Greetings all you fine well-fed folks! Farmer Adam here sending some happy harvest moon messages your way. It is official, the Equinox is upon us, and fall is here so we can say it… What an amazing summer we were graced with! As the spring woke up after a winter of no flooding, the days came in sunny and warm and just kept rollin’ that way for as long as our calloused hands and warmed hearts can remember. A season that was unseasonably delightful. The enjoyable working conditions sometimes aired on the side of too hot, but nothing a little dip in the river couldn’t cure. This all helped keep our enthusiastic & happy crew; eager to learn, work, and feed the people! What a nice shift from the last three late, short growing seasons. But as each season brings challenges so has this “paradise” season.
What does this early, hot humid season mean for the crops, pests, and the fine dance of micro and macro nutrients that take place beneath our feet and all through the veins of our food. Well, what we found in the fields is that it meant confusion for the fine nutrient dance and a hay day for the pests. We have seen nutrient deficiencies and pest outbreaks like never before, our Boron and Calcium relationship did something wild that we are currently working with soil/plant scientists to get to the bottom of. Thank goodness for the great Extension at WSU and all the fine folks within it! The Boron deficiencies have really limited our broccoli crop quite severely.
What comes with stressed plants? Susceptibility to diseases, of which we have seen plenty, that’s what! Downy mildew which thrives in humid conditions has caused a lettuce shortage all through the region and we have certainly felt it here on the farm. For all you returning members I’m sure you have noticed the difference in lettuce (remember those gargantuan heads of romaine) from last year to this year. Downy mildew is the reason for this. Each of our five successions was hit by new “races” of mildew we have never seen before. These mildews hindered their holding ability in the field and also required us to harvest them before maturity, in order to salvage what we could from that head.
Though the heat has caused some problems it has really helped many other crops; for example our bean yields were phenomenal. But, they came early and went out quick from the two successions we planted for you but none the less they liked the heat. Also our cucurbit (cucumbers, pumpkins, & squashes) yields have been quite impressive if we could keep the pesky cucumber beetle at bay! This is a fine example as to why crop diversity is key… one crop thrives when another one fails under the same conditions.
We formally and informally trial many different varieties each season in hopes of refining the proper balance varieties to thrive in our micro- climate. As our climate changes so to do the cultural practices we must adapt to in order to bring you the finest food in the land. There is always something, and I’m not complaining, just bringing to your attention the amazing connection to your food and what the different weather in different seasons means to your local supply.
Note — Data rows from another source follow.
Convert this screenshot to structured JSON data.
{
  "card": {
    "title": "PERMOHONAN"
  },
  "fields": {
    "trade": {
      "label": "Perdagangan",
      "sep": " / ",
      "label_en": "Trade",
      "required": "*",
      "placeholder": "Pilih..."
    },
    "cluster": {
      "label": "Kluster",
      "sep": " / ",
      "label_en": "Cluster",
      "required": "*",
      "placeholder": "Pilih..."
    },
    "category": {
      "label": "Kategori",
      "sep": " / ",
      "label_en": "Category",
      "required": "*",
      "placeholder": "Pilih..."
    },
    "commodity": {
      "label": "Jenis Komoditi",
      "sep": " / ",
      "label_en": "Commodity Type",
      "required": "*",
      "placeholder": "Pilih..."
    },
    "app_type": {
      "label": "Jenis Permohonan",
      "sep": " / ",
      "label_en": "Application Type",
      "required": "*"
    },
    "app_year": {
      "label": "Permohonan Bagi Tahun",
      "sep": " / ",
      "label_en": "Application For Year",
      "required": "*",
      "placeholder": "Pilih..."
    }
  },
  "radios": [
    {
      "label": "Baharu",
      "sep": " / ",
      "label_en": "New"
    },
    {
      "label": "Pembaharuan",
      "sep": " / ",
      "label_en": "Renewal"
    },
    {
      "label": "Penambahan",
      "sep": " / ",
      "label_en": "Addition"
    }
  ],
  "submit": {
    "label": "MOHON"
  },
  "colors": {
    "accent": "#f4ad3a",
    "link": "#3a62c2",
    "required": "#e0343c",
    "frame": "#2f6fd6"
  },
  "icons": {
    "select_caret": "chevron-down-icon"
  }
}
I could go on about all of the little nuances that go into cultivation and timing and planning to grow your food. But really I want to go on about is how amazing it is to grow with such a supportive, enthusiastic community that is so passionate about their food, their farmland and the overall health of the planet. We can hardly wait to launch into this fall with you and share the harvest!
Luke, Adam, Sarah, Megan, Bridget, Tino, Yolanda, Valentin, Julio-Cesar,Mike, Marianna, Lisa, Alice, Sarah D, Dana, Joshua, Arwen, Grace, Brandon, (and our inspiration Pearl, Emuna, Avi Ray & Zoe Rose).